:: Task to complete ::
Without the pictures, give the entries below again exactly as written.

:: Extracted records ::
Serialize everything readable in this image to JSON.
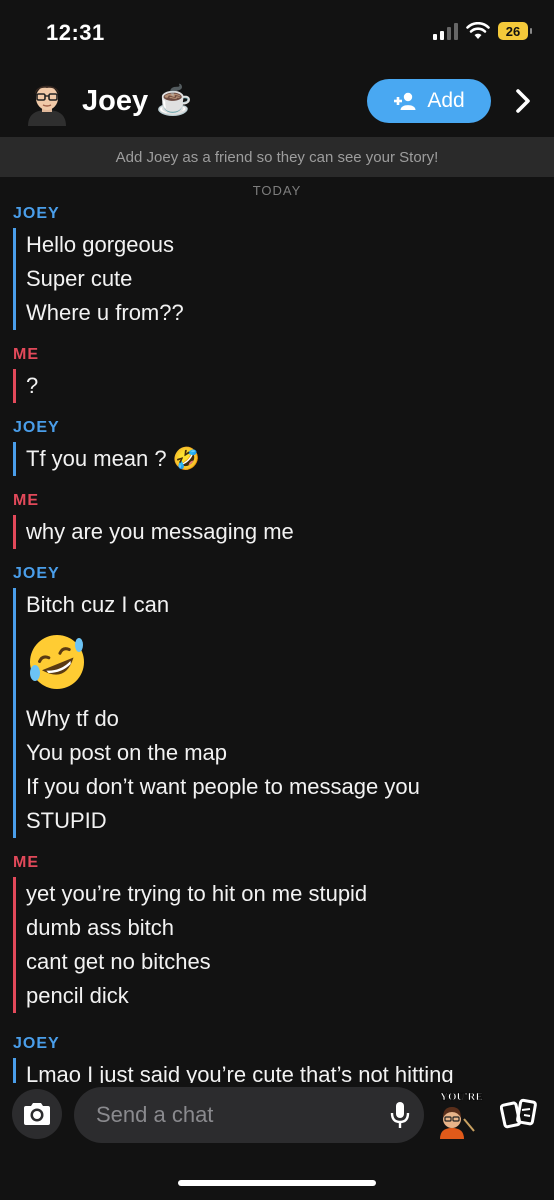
{
  "status_bar": {
    "time": "12:31",
    "battery": "26"
  },
  "header": {
    "name": "Joey ☕",
    "add_label": "Add"
  },
  "banner": "Add Joey as a friend so they can see your Story!",
  "date_divider": "TODAY",
  "messages": {
    "g1": {
      "sender": "JOEY",
      "lines": [
        "Hello gorgeous",
        "Super cute",
        "Where u from??"
      ]
    },
    "g2": {
      "sender": "ME",
      "lines": [
        "?"
      ]
    },
    "g3": {
      "sender": "JOEY",
      "lines": [
        "Tf you mean ? 🤣"
      ]
    },
    "g4": {
      "sender": "ME",
      "lines": [
        "why are you messaging me"
      ]
    },
    "g5": {
      "sender": "JOEY",
      "lines": [
        "Bitch cuz I can",
        "Why tf do",
        "You post on the map",
        "If you don’t want people to message you",
        "STUPID"
      ]
    },
    "g6": {
      "sender": "ME",
      "lines": [
        "yet you’re trying to hit on me stupid",
        "dumb ass bitch",
        "cant get no bitches",
        "pencil dick"
      ]
    },
    "g7": {
      "sender": "JOEY",
      "lines": [
        "Lmao I just said you’re cute that’s not hitting"
      ]
    }
  },
  "composer": {
    "placeholder": "Send a chat",
    "sticker_text": "YOU'RE"
  },
  "colors": {
    "joey": "#4a9eea",
    "me": "#e2495a",
    "add_button": "#49a8f2",
    "background": "#121212"
  },
  "icons": [
    "signal-icon",
    "wifi-icon",
    "battery-icon",
    "avatar",
    "add-friend-icon",
    "chevron-right-icon",
    "laughing-emoji",
    "camera-icon",
    "microphone-icon",
    "sticker",
    "cards-icon"
  ]
}
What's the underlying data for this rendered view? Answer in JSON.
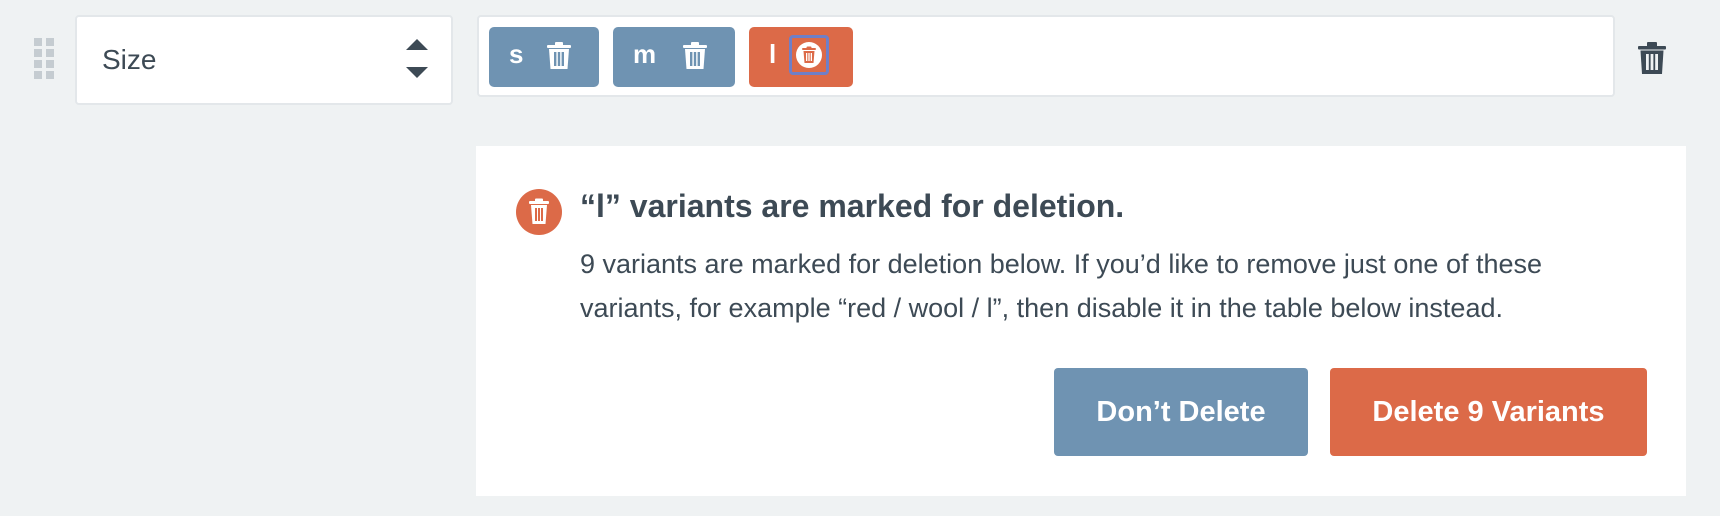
{
  "option_row": {
    "option_name": "Size",
    "values": [
      {
        "label": "s",
        "marked": false
      },
      {
        "label": "m",
        "marked": false
      },
      {
        "label": "l",
        "marked": true
      }
    ]
  },
  "deletion_notice": {
    "title": "“l” variants are marked for deletion.",
    "body": "9 variants are marked for deletion below. If you’d like to remove just one of these variants, for example “red / wool / l”, then disable it in the table below instead.",
    "cancel_label": "Don’t Delete",
    "confirm_label": "Delete 9 Variants"
  },
  "colors": {
    "accent_blue": "#6f93b2",
    "danger_orange": "#dc6a48",
    "background": "#eff2f3",
    "text": "#3d4a55"
  },
  "icons": [
    "drag-handle-icon",
    "sort-arrows-icon",
    "trash-icon"
  ]
}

:: Exercise solution ::
Serialize everything readable in this image to JSON.
{
  "status_bar": {
    "time": "12:31",
    "battery": "26"
  },
  "header": {
    "name": "Joey ☕",
    "add_label": "Add"
  },
  "banner": "Add Joey as a friend so they can see your Story!",
  "date_divider": "TODAY",
  "messages": {
    "g1": {
      "sender": "JOEY",
      "lines": [
        "Hello gorgeous",
        "Super cute",
        "Where u from??"
      ]
    },
    "g2": {
      "sender": "ME",
      "lines": [
        "?"
      ]
    },
    "g3": {
      "sender": "JOEY",
      "lines": [
        "Tf you mean ? 🤣"
      ]
    },
    "g4": {
      "sender": "ME",
      "lines": [
        "why are you messaging me"
      ]
    },
    "g5": {
      "sender": "JOEY",
      "lines": [
        "Bitch cuz I can",
        "Why tf do",
        "You post on the map",
        "If you don’t want people to message you",
        "STUPID"
      ]
    },
    "g6": {
      "sender": "ME",
      "lines": [
        "yet you’re trying to hit on me stupid",
        "dumb ass bitch",
        "cant get no bitches",
        "pencil dick"
      ]
    },
    "g7": {
      "sender": "JOEY",
      "lines": [
        "Lmao I just said you’re cute that’s not hitting"
      ]
    }
  },
  "composer": {
    "placeholder": "Send a chat",
    "sticker_text": "YOU'RE"
  },
  "colors": {
    "joey": "#4a9eea",
    "me": "#e2495a",
    "add_button": "#49a8f2",
    "background": "#121212"
  },
  "icons": [
    "signal-icon",
    "wifi-icon",
    "battery-icon",
    "avatar",
    "add-friend-icon",
    "chevron-right-icon",
    "laughing-emoji",
    "camera-icon",
    "microphone-icon",
    "sticker",
    "cards-icon"
  ]
}
What's the underlying data for this rendered view? Answer in JSON.
{
  "option_row": {
    "option_name": "Size",
    "values": [
      {
        "label": "s",
        "marked": false
      },
      {
        "label": "m",
        "marked": false
      },
      {
        "label": "l",
        "marked": true
      }
    ]
  },
  "deletion_notice": {
    "title": "“l” variants are marked for deletion.",
    "body": "9 variants are marked for deletion below. If you’d like to remove just one of these variants, for example “red / wool / l”, then disable it in the table below instead.",
    "cancel_label": "Don’t Delete",
    "confirm_label": "Delete 9 Variants"
  },
  "colors": {
    "accent_blue": "#6f93b2",
    "danger_orange": "#dc6a48",
    "background": "#eff2f3",
    "text": "#3d4a55"
  },
  "icons": [
    "drag-handle-icon",
    "sort-arrows-icon",
    "trash-icon"
  ]
}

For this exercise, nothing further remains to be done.